* Activity *
All of the data that follows should be retyped exactly, please, except the pictures.

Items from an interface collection
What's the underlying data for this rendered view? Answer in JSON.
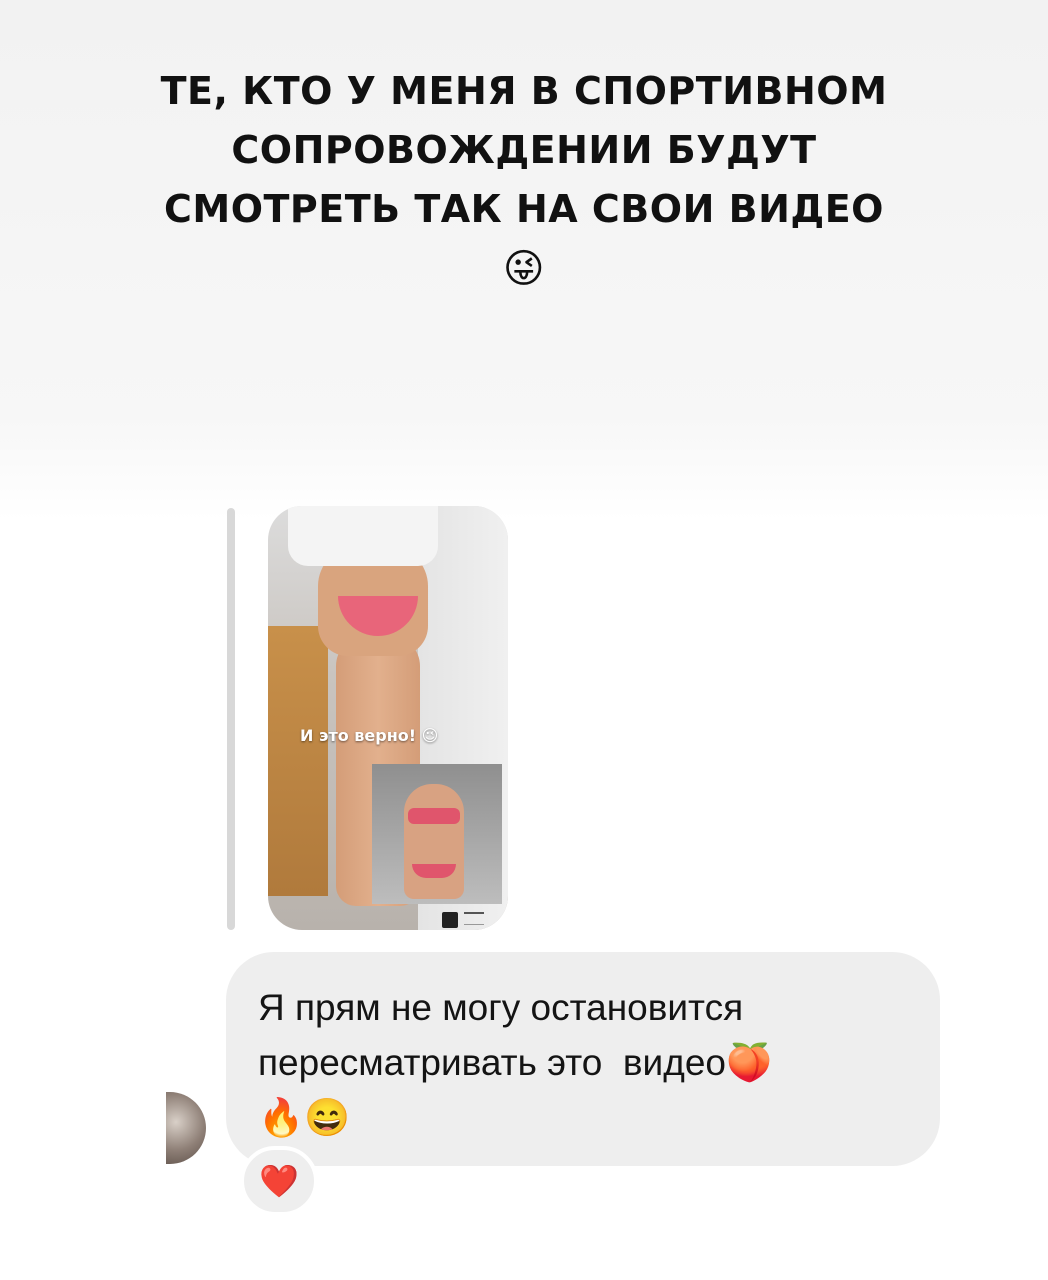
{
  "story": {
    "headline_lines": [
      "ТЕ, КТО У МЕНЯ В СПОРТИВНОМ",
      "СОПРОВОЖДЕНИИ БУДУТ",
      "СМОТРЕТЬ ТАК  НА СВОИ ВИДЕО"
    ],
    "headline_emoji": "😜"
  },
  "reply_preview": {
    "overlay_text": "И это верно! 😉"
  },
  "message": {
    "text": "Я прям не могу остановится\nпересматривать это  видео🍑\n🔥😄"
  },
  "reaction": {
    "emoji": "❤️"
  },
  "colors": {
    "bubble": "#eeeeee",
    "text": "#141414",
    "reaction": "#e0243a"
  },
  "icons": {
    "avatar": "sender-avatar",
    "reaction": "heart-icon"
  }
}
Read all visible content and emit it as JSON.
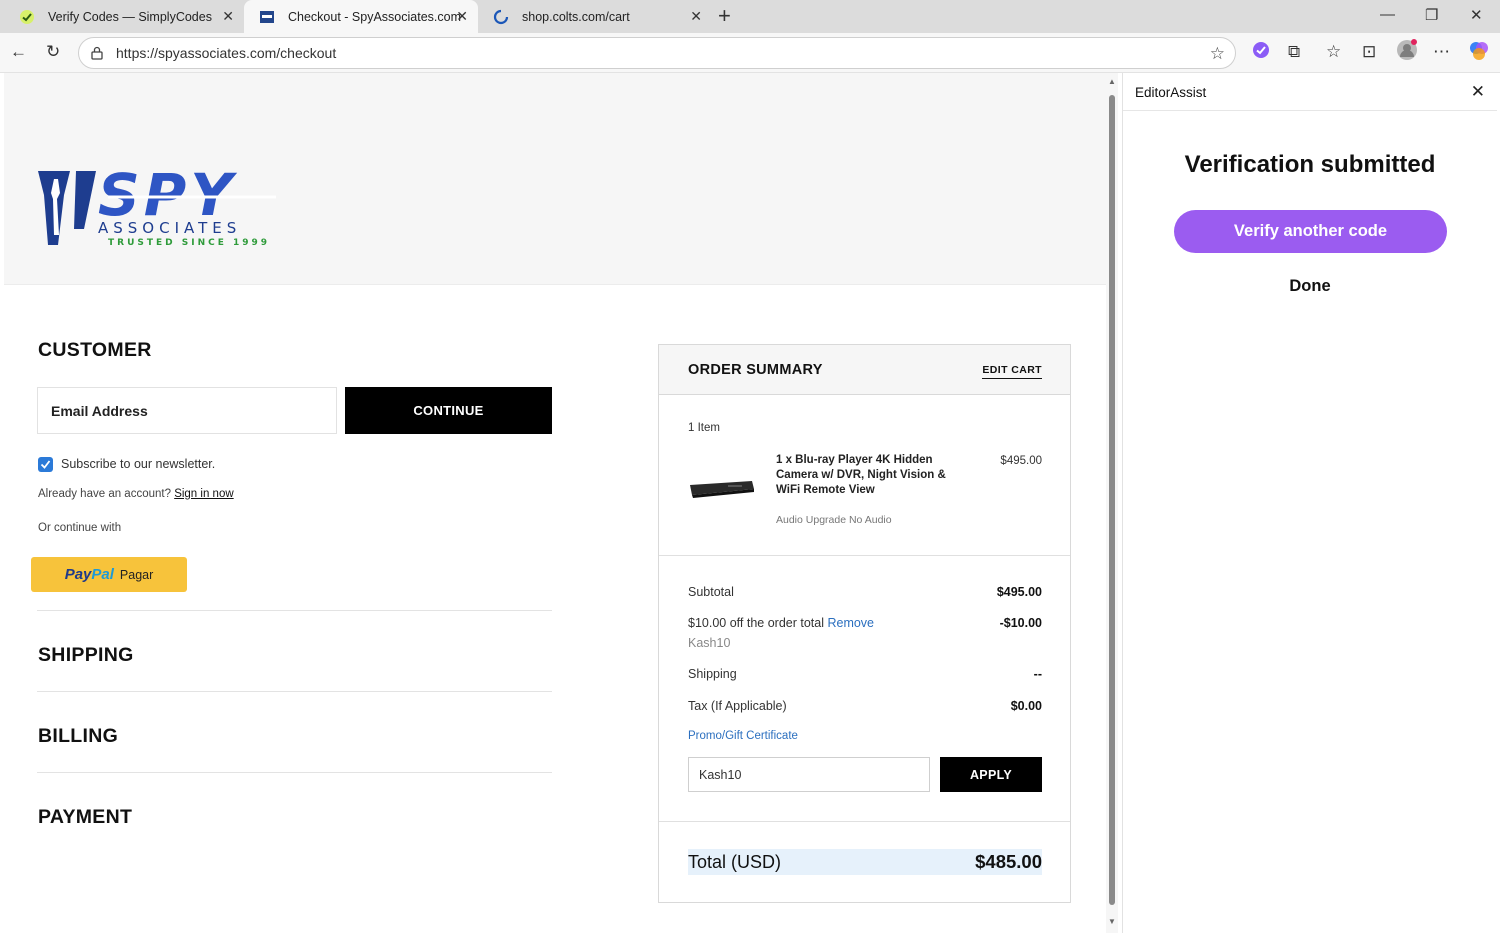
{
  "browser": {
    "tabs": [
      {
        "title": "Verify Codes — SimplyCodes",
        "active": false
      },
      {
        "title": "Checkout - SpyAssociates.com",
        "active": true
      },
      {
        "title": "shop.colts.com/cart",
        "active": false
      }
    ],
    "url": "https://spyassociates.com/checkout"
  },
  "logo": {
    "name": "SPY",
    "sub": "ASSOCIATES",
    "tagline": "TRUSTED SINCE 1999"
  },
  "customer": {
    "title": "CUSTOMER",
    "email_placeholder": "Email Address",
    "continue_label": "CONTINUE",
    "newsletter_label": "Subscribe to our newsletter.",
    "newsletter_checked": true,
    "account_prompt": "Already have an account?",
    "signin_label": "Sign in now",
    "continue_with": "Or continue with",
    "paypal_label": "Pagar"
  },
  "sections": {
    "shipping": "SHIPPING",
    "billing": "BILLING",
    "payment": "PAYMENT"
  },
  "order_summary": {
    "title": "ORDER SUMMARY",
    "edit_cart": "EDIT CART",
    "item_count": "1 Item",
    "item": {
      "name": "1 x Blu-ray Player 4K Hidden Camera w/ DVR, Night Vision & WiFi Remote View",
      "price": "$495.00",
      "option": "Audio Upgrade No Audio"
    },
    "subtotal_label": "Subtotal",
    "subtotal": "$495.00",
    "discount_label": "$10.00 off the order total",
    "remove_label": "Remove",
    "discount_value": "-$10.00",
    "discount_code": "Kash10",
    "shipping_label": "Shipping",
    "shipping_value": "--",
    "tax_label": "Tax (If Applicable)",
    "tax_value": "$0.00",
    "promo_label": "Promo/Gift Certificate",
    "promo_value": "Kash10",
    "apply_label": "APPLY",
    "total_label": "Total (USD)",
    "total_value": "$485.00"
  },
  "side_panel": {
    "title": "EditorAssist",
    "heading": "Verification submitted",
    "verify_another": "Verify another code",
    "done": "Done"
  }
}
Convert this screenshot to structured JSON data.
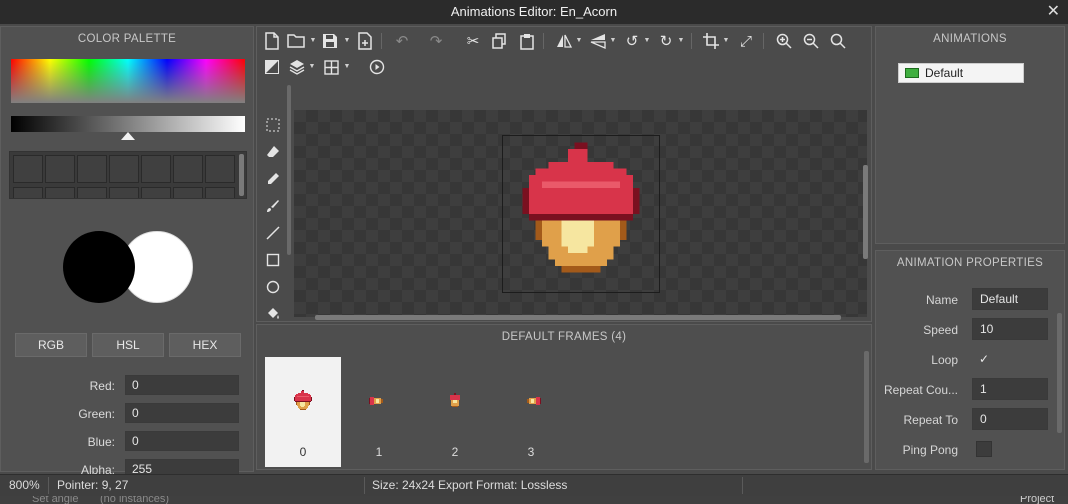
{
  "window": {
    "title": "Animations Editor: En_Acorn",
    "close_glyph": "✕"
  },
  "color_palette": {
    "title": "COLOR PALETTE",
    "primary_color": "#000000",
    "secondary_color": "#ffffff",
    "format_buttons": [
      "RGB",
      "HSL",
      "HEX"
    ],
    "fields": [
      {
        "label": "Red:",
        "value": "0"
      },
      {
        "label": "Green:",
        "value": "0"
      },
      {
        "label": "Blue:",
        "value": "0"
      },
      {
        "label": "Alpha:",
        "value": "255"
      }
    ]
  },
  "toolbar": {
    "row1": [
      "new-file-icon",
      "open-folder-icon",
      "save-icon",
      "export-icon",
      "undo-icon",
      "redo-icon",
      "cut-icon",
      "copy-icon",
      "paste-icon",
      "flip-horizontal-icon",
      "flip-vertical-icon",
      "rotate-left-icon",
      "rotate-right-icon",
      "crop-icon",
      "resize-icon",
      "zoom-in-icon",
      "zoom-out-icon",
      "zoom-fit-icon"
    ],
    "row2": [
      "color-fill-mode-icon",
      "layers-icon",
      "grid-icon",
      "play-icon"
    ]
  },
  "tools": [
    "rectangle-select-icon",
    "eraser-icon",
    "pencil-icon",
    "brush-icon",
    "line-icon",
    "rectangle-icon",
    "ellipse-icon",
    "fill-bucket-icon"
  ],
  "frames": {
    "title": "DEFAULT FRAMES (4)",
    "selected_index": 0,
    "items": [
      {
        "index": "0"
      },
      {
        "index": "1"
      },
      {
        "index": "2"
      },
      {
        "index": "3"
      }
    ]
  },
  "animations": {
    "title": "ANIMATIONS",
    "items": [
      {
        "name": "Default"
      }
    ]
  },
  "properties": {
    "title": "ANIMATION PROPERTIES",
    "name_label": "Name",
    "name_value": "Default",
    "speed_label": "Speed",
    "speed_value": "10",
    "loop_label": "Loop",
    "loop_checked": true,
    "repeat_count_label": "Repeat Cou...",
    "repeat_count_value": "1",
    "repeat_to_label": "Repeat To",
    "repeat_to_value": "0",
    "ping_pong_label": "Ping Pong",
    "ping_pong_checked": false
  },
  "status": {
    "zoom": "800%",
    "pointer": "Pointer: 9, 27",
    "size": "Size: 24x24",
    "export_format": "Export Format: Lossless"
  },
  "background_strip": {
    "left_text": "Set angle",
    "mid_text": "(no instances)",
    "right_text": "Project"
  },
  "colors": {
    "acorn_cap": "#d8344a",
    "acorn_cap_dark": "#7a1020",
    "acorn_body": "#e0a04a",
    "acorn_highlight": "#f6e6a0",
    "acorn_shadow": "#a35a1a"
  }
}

* Response for this exercise *
What's the underlying data for this rendered view? Answer in JSON.
{
  "story": {
    "headline_lines": [
      "ТЕ, КТО У МЕНЯ В СПОРТИВНОМ",
      "СОПРОВОЖДЕНИИ БУДУТ",
      "СМОТРЕТЬ ТАК  НА СВОИ ВИДЕО"
    ],
    "headline_emoji": "😜"
  },
  "reply_preview": {
    "overlay_text": "И это верно! 😉"
  },
  "message": {
    "text": "Я прям не могу остановится\nпересматривать это  видео🍑\n🔥😄"
  },
  "reaction": {
    "emoji": "❤️"
  },
  "colors": {
    "bubble": "#eeeeee",
    "text": "#141414",
    "reaction": "#e0243a"
  },
  "icons": {
    "avatar": "sender-avatar",
    "reaction": "heart-icon"
  }
}
Read all visible content and emit it as JSON.
{
  "browser": {
    "tabs": [
      {
        "title": "Verify Codes — SimplyCodes",
        "active": false
      },
      {
        "title": "Checkout - SpyAssociates.com",
        "active": true
      },
      {
        "title": "shop.colts.com/cart",
        "active": false
      }
    ],
    "url": "https://spyassociates.com/checkout"
  },
  "logo": {
    "name": "SPY",
    "sub": "ASSOCIATES",
    "tagline": "TRUSTED SINCE 1999"
  },
  "customer": {
    "title": "CUSTOMER",
    "email_placeholder": "Email Address",
    "continue_label": "CONTINUE",
    "newsletter_label": "Subscribe to our newsletter.",
    "newsletter_checked": true,
    "account_prompt": "Already have an account?",
    "signin_label": "Sign in now",
    "continue_with": "Or continue with",
    "paypal_label": "Pagar"
  },
  "sections": {
    "shipping": "SHIPPING",
    "billing": "BILLING",
    "payment": "PAYMENT"
  },
  "order_summary": {
    "title": "ORDER SUMMARY",
    "edit_cart": "EDIT CART",
    "item_count": "1 Item",
    "item": {
      "name": "1 x Blu-ray Player 4K Hidden Camera w/ DVR, Night Vision & WiFi Remote View",
      "price": "$495.00",
      "option": "Audio Upgrade No Audio"
    },
    "subtotal_label": "Subtotal",
    "subtotal": "$495.00",
    "discount_label": "$10.00 off the order total",
    "remove_label": "Remove",
    "discount_value": "-$10.00",
    "discount_code": "Kash10",
    "shipping_label": "Shipping",
    "shipping_value": "--",
    "tax_label": "Tax (If Applicable)",
    "tax_value": "$0.00",
    "promo_label": "Promo/Gift Certificate",
    "promo_value": "Kash10",
    "apply_label": "APPLY",
    "total_label": "Total (USD)",
    "total_value": "$485.00"
  },
  "side_panel": {
    "title": "EditorAssist",
    "heading": "Verification submitted",
    "verify_another": "Verify another code",
    "done": "Done"
  }
}
Convert this screenshot to structured JSON data.
{
  "window": {
    "title": "Animations Editor: En_Acorn",
    "close_glyph": "✕"
  },
  "color_palette": {
    "title": "COLOR PALETTE",
    "primary_color": "#000000",
    "secondary_color": "#ffffff",
    "format_buttons": [
      "RGB",
      "HSL",
      "HEX"
    ],
    "fields": [
      {
        "label": "Red:",
        "value": "0"
      },
      {
        "label": "Green:",
        "value": "0"
      },
      {
        "label": "Blue:",
        "value": "0"
      },
      {
        "label": "Alpha:",
        "value": "255"
      }
    ]
  },
  "toolbar": {
    "row1": [
      "new-file-icon",
      "open-folder-icon",
      "save-icon",
      "export-icon",
      "undo-icon",
      "redo-icon",
      "cut-icon",
      "copy-icon",
      "paste-icon",
      "flip-horizontal-icon",
      "flip-vertical-icon",
      "rotate-left-icon",
      "rotate-right-icon",
      "crop-icon",
      "resize-icon",
      "zoom-in-icon",
      "zoom-out-icon",
      "zoom-fit-icon"
    ],
    "row2": [
      "color-fill-mode-icon",
      "layers-icon",
      "grid-icon",
      "play-icon"
    ]
  },
  "tools": [
    "rectangle-select-icon",
    "eraser-icon",
    "pencil-icon",
    "brush-icon",
    "line-icon",
    "rectangle-icon",
    "ellipse-icon",
    "fill-bucket-icon"
  ],
  "frames": {
    "title": "DEFAULT FRAMES (4)",
    "selected_index": 0,
    "items": [
      {
        "index": "0"
      },
      {
        "index": "1"
      },
      {
        "index": "2"
      },
      {
        "index": "3"
      }
    ]
  },
  "animations": {
    "title": "ANIMATIONS",
    "items": [
      {
        "name": "Default"
      }
    ]
  },
  "properties": {
    "title": "ANIMATION PROPERTIES",
    "name_label": "Name",
    "name_value": "Default",
    "speed_label": "Speed",
    "speed_value": "10",
    "loop_label": "Loop",
    "loop_checked": true,
    "repeat_count_label": "Repeat Cou...",
    "repeat_count_value": "1",
    "repeat_to_label": "Repeat To",
    "repeat_to_value": "0",
    "ping_pong_label": "Ping Pong",
    "ping_pong_checked": false
  },
  "status": {
    "zoom": "800%",
    "pointer": "Pointer: 9, 27",
    "size": "Size: 24x24",
    "export_format": "Export Format: Lossless"
  },
  "background_strip": {
    "left_text": "Set angle",
    "mid_text": "(no instances)",
    "right_text": "Project"
  },
  "colors": {
    "acorn_cap": "#d8344a",
    "acorn_cap_dark": "#7a1020",
    "acorn_body": "#e0a04a",
    "acorn_highlight": "#f6e6a0",
    "acorn_shadow": "#a35a1a"
  }
}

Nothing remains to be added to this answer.